The work of the Feed the Future Nigeria Agricultural Extension and Advisory Services Activity implemented by Winrock featured prominently at the 6th Africa-Wide Agricultural Extension Week – a major continental conference that occurs every two years.
Hosted this year in Nigeria’s capital, Abuja, by the Federal Ministry of Agriculture and Food Security, the event kicked off with Nigeria’s Minister of Agriculture and Food Security, Senator Sabi Abdullahi, unveiling the nation’s new National Policy on Agriculture Extension, and Agricultural Extension Training Manual. The minister stressed the role of agriculture extension in delivering innovative, effective and efficient solutions to smallholder farmers, and recognized the significant contributions made by USAID Feed the Future in forming the government’s new direction on extension.
The new training manual and policy were developed in collaboration with the Extension Activity and incorporate learning, best practices and evidence generated by the project’s efforts to introduce a private sector extension model across Nigeria’s agriculture system.
The inclusion and integration of private sector extension in the government system guarantees the effectiveness and efficiency of extension services and underlies its sustainability, said Winrock’s Dr. Ben Odoemena, the Extension Activity’s chief of party.
“An extension system that operates with one extension agent servicing 10,000 farmers is not sustainable,” Odoemena said. “We cannot transform agriculture in a way that Nigeria will be food sufficient by relying on government alone, we need the private sector to participate in extension delivery and see extension as an enterprise.”
“Using a private-sector, market-led approach, the Extension Activity is catalyzing a transformation in how extension services are delivered in Nigeria” said Jean-Pierre Rousseau, Winrock’s associate director of agriculture. “The Activity has demonstrated the commercial value of extension, growing a business network of more than 300 micro-, small- and medium-sized enterprises that are delivering productivity- enhancing inputs and financial services, while disseminating extension messages to the doorstep of over 1 million Nigerian smallholder farmers.”
In a series of panels held after the launch of the extension policy and manual, 13 of the Extension Activity’s partner MSMEs discussed the effectiveness and profitability of private sector extension delivery to a pan-African audience consisting of policymakers, researchers and civil society representatives.
Albert Agidah, who runs an aquaculture operation in Delta State, described how adopting new production practices and investing in customer aftercare services fueled his growth. Agidah has doubled his production volumes and is now selling 4 million juvenile fish to growers, generating over $300,000 in sales each quarter.

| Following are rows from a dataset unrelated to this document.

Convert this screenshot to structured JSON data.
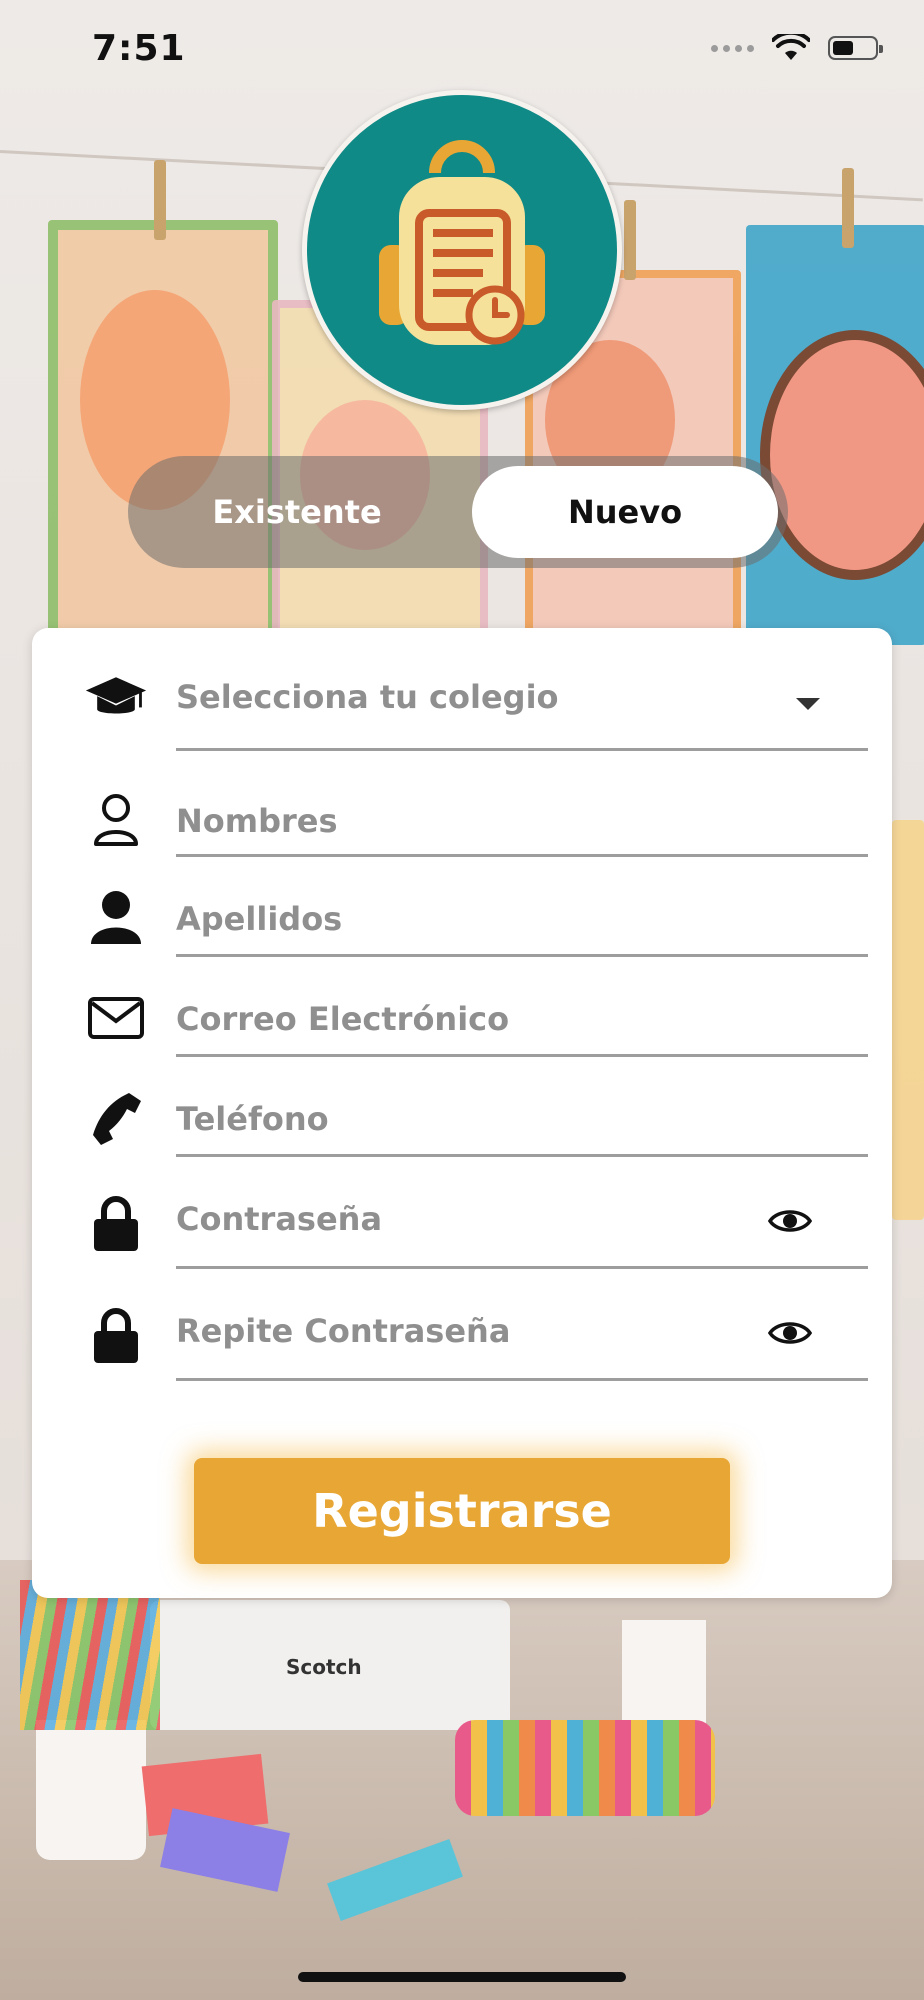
{
  "status_bar": {
    "time": "7:51"
  },
  "segment": {
    "existing_label": "Existente",
    "new_label": "Nuevo",
    "selected": "Nuevo"
  },
  "form": {
    "school_select": {
      "placeholder": "Selecciona tu colegio"
    },
    "first_name": {
      "placeholder": "Nombres",
      "value": ""
    },
    "last_name": {
      "placeholder": "Apellidos",
      "value": ""
    },
    "email": {
      "placeholder": "Correo Electrónico",
      "value": ""
    },
    "phone": {
      "placeholder": "Teléfono",
      "value": ""
    },
    "password": {
      "placeholder": "Contraseña",
      "value": ""
    },
    "repeat_password": {
      "placeholder": "Repite Contraseña",
      "value": ""
    },
    "submit_label": "Registrarse"
  },
  "colors": {
    "accent": "#e8a735",
    "logo_bg": "#0f8a86",
    "logo_bag": "#f6e19a",
    "logo_doc": "#c95a2a"
  },
  "background_text": {
    "tape_brand": "Scotch"
  },
  "icons": [
    "graduation-cap-icon",
    "user-outline-icon",
    "user-filled-icon",
    "mail-icon",
    "phone-icon",
    "lock-icon",
    "eye-icon",
    "backpack-clock-icon"
  ]
}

Professor Oselebe, the CEO of a seed multiplication and distribution business in Ebyoni State, collaborated with state extension officers to grow her customer base from 153 farmers to over 10,000 farmers. So far, investments by the Extension Activity’s MSME partners in smallholder service provision and extension delivery have generated over $1.2 billion dollars in farmgate transactions since 2000.
These results indicate “there is a future for agriculture extension using MSMEs,” Oselebe said.
This MSME-led investment has paved the way for larger scale investments into the transformation of Nigeria’s food systems. Five of those investment models — all designed and led by Nigerian innovators — were presented at the Africa-wide Agricultural Extension Week.
Bolaji Akinboro of Vorian Correlli is leading Nigeria’s first blockchain finance solution, AgriFi, which is being piloted in Benue State in collaboration with the Extension Activity. The AgriFi solution is a “framework for connecting the farmer in the village to capital anywhere in the world” Akinboro said. “With the USAID Feed the Future Agriculture Extension [activity] we’ve begun to start that journey in Nigeria … and that journey is a resounding success.” The company is planning to expand its blockchain financing solution to Niger State — another of the Extension Activity’s focus states.
Elder Ubi Obeten, the director of extension of the Cross River State Agriculture Development Program, and Jacob Bassey, CEO of Creative Empire, presented information about a model hatchery cluster being constructed in their state in collaboration between aquaculture MSMEs and CRADP. With an annual production capacity of over 12 million juveniles, this public-private partnership brokered by the Extension Activity will take the propagation of juvenile fish production technology to scale.
“This is a business-led extension delivery approach,” Odoemena said of the Nigerian government’s new extension policy and manual. “The approach strengthens public extension services by lightening their load: that is, it’s helping limit their role to coordination and regulation of extension services and allows private sector actors to function as a vehicle to commercialize their products while disseminating extension messaging to farmers.”
The project’s work in Nigeria, Africa’s most populous country, is critical as the nation strives to reduce its economic dependency on oil and diversify its economy. Though Nigeria’s growth has enabled it to become a middle-income country, poverty remains severe in rural areas, where approximately 70% of people are smallholders who produce most of the country’s food on non-irrigated plots, according to the International Fund for Agricultural Development.